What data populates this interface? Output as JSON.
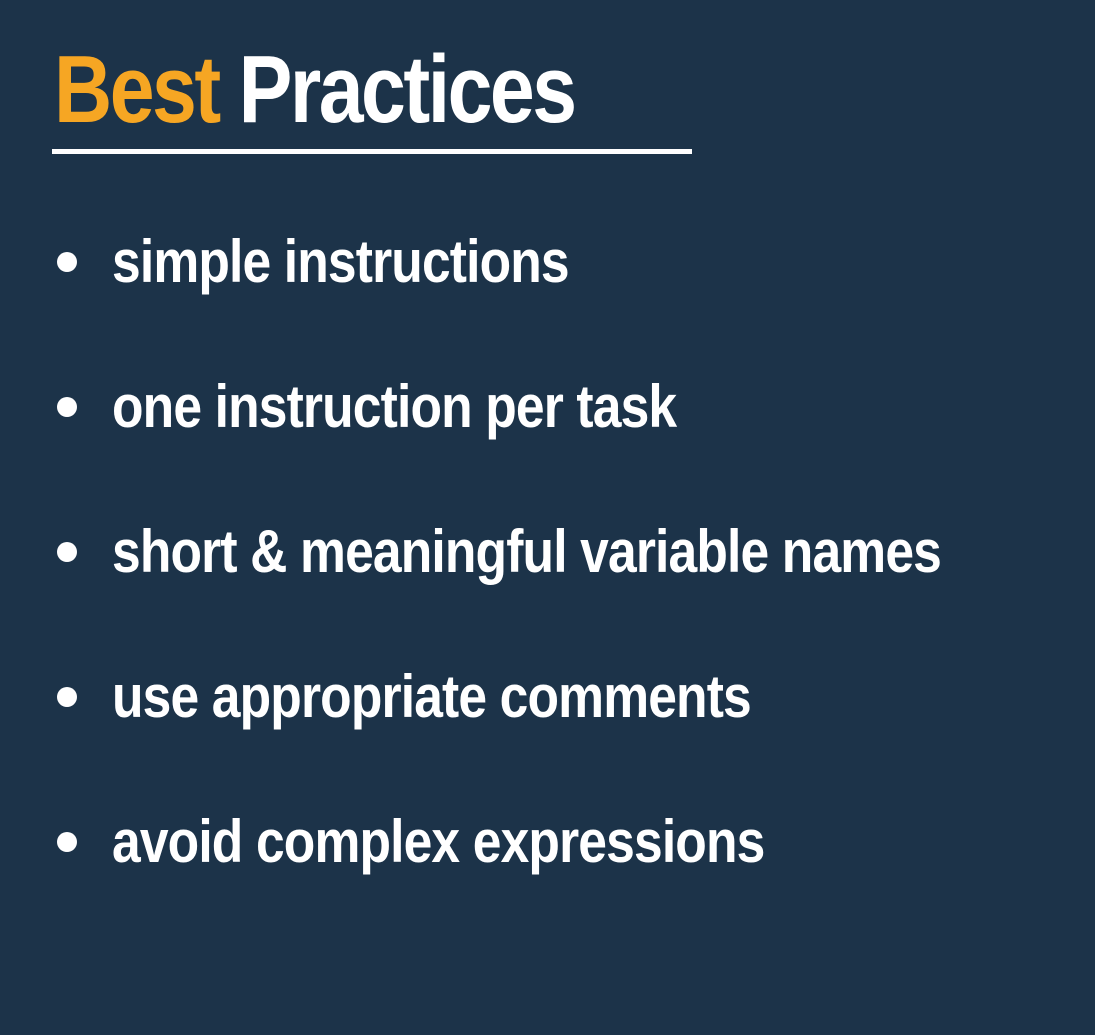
{
  "title": {
    "accent": "Best",
    "main": "Practices"
  },
  "bullets": [
    {
      "text": "simple instructions"
    },
    {
      "text": "one instruction per task"
    },
    {
      "text": "short & meaningful variable names"
    },
    {
      "text": "use appropriate comments"
    },
    {
      "text": "avoid complex expressions"
    }
  ],
  "colors": {
    "background": "#1c3349",
    "accent": "#f6a623",
    "text": "#ffffff"
  }
}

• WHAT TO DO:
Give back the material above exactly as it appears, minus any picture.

• ANSWER TO THIS PROBLEM:
What data populates this interface? Output as JSON.
{
  "title": {
    "accent": "Best",
    "main": "Practices"
  },
  "bullets": [
    {
      "text": "simple instructions"
    },
    {
      "text": "one instruction per task"
    },
    {
      "text": "short & meaningful variable names"
    },
    {
      "text": "use appropriate comments"
    },
    {
      "text": "avoid complex expressions"
    }
  ],
  "colors": {
    "background": "#1c3349",
    "accent": "#f6a623",
    "text": "#ffffff"
  }
}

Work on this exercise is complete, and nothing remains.